Monday, 9 September 2013

Jack must have climbed this bean plant: overy 3 m tall!

UPDATE: it's too tall for my 3m tape measure!

Castor bean plant (Ricinus communis)
I saved the seed in a jar all winter.
The dried husks protect the black bean inside.

How do they start? With a seed!
March 26 - took a month to germinate!
For my regular readers, you might recall the 2012 bean plant. I saved the seeds from the plant last fall. Poisonous, if the seed coat is penetrated, they have been used in assassinations over the years. Animals can get to them, like rabbits who visit my garden. I carefully harvest them.

The ricin within the seed is water soluble. We know about poisonous plants (natural and invasive species) such as the Giant hogweed, Poison ivy and oak, Marsh Marigold, and the latest I've found: Wild parsnip, and Water parsnip. I'm on a course of Prednisone for boils the size of toonies. Self-inflicted, as I told them in the ER. Playing in the frog pond. They took hold when the pond dried up in the drought last year. 

Aug. 14th, 2012, it flowered
I planted the seeds early (April), about 5 in a pot. Only one germinated indoors, and I subsequently planted the entire pot of soil outdoors. The first plant grew well until two others began to sprout and the first one died. (?) The other two have been growing like stink. By September 1st, it has grown to 2.7 m tall, the 'wing span' of the largest leaf in 87 cm.
Daisy guards the first bean plant

Yep: 87 cm (34") wing tips to wing tip.
Cat on the cedar rail fence on the left.
wasp dwarfed by the leaf!
I planted these later, and they
just didn't grow as much.
Likely they needed more sun!

growing and growing

It's beautiful!
It dwarfs my hydrangea.
2.6m tall Sep. 1


Sallie (FullTime-Life) said...

Easy to see how the fairy tale made sense to people!

Yamini MacLean said...
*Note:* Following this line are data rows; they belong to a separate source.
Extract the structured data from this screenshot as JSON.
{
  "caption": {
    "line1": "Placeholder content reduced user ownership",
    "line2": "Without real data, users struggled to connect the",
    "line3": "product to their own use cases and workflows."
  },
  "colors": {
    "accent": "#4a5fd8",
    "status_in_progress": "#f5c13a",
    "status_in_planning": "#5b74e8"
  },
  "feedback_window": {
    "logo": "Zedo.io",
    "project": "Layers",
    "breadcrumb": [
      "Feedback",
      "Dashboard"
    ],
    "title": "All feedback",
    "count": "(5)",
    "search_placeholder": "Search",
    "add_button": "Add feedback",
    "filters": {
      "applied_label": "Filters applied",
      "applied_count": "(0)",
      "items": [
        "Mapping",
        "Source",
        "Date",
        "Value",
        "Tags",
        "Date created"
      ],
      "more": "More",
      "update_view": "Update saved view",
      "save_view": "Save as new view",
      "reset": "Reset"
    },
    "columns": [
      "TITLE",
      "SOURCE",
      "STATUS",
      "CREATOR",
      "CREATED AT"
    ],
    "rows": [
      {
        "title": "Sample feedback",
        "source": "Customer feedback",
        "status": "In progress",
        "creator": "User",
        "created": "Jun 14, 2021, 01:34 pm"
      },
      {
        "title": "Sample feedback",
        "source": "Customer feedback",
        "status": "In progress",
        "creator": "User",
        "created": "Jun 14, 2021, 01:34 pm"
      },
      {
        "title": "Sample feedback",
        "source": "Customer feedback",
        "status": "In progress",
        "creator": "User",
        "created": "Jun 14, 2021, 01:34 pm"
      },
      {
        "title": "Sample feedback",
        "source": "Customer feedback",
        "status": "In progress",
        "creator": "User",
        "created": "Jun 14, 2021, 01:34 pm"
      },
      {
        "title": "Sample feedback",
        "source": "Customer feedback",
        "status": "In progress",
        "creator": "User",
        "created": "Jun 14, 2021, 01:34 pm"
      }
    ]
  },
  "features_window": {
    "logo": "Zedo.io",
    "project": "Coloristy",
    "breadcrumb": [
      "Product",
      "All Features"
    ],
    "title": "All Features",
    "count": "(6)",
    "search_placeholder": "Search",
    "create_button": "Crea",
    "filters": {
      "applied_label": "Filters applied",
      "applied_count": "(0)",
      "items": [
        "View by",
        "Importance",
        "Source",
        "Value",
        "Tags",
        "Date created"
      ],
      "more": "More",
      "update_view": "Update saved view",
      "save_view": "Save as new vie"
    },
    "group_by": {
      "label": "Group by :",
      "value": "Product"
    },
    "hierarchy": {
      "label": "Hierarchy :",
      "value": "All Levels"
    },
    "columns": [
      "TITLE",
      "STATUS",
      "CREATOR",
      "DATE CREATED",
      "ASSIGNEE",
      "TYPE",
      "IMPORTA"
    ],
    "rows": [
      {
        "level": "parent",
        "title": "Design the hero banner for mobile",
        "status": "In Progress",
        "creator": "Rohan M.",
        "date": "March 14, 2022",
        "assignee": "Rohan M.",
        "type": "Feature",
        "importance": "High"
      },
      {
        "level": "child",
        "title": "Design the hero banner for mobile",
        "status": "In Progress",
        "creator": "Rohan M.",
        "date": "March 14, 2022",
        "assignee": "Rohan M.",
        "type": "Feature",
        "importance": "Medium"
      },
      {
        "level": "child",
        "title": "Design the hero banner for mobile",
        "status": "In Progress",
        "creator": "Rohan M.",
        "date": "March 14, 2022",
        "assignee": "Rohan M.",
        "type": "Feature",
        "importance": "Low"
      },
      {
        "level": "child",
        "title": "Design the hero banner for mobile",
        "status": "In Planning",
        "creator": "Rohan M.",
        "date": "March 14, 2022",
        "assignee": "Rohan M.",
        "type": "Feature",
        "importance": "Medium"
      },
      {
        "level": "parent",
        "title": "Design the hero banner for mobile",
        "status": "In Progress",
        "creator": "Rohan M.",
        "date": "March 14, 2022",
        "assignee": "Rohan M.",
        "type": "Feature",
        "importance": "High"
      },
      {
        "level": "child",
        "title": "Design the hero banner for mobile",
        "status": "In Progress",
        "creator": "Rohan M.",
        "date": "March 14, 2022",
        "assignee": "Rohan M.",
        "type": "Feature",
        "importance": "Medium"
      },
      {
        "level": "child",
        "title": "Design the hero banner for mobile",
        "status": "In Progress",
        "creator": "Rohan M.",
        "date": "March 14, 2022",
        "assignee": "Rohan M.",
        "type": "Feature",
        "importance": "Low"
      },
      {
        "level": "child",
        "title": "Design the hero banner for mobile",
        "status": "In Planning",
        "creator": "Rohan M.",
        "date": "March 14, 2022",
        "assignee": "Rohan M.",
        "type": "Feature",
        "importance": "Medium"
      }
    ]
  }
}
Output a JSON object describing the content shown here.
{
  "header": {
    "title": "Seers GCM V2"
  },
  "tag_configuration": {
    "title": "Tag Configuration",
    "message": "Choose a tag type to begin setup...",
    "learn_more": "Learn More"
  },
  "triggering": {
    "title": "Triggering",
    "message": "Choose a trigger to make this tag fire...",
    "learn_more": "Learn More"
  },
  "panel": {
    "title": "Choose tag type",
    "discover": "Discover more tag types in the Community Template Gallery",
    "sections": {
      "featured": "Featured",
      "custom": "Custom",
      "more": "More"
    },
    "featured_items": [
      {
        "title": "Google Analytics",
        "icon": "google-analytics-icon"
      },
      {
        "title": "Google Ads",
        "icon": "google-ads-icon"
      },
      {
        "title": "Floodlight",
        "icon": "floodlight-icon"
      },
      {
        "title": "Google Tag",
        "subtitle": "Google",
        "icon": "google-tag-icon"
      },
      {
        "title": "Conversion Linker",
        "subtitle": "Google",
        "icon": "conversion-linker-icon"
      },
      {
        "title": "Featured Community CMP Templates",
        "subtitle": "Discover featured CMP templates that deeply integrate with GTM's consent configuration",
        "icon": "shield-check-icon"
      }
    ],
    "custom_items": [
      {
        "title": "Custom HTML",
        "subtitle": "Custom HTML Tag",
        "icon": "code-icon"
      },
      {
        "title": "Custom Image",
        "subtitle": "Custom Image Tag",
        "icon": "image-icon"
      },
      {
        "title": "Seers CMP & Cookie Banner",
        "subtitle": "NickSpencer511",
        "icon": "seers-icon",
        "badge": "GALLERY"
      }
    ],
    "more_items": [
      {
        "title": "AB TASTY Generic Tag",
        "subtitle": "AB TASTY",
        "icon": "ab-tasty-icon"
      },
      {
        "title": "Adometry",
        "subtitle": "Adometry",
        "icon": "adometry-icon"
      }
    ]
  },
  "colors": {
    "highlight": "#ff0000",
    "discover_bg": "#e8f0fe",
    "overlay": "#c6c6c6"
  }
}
Hari OM
The castor oil plant is a noxious weed in OZ - too many children enjoying the seeds (not actually beans) as well as the fact it has invaded and overgrown native habitats. Of course it is a valid cash crop for medicinal compounds (including poisons). I have seen them grow to tree-like proportions. Here in India it is native.

I have been a tad curious about your recent reference to Water Parsnip as I grew up knowing that to be a safe and edible herb... but parents were always warning us to be sure it wasn't hemlock. I had to refresh my memory on it and you may find this article

Water parsnip has a lovely fresh taste when steamed, a bit like a cross between a strong carrot and young parsnip. Granny used to make a soup with it and called it "tinker stew" - (which I think meant we had no money and had to live like the homeless!) But if you don't know the plant for sure - I definitely don't advise this!!!!

Very sorry to hear of the boils - the Homoeopathic Physician in me wants to reach out and help...difficult from half a globe away &<

...have been meaning to say how beautiful your new banner picture is too! Very relaxing to look into. Hugs, YAM xx

Kay L. Davies said...

Yam is right, your lovely banner is very restful.
Now, don't try eating water parsnip if it gives you boils. Never a good idea. Don't even try boiling it for revenge. LOL
Things that grew in Scotland during Yamini's youth can be completely different from things that grow in your frog pond.
Yamini is a dear, but she tends to cluck and fuss. If I am ever old and sick and single, you and Yam can take care of me, okay?
Luv, K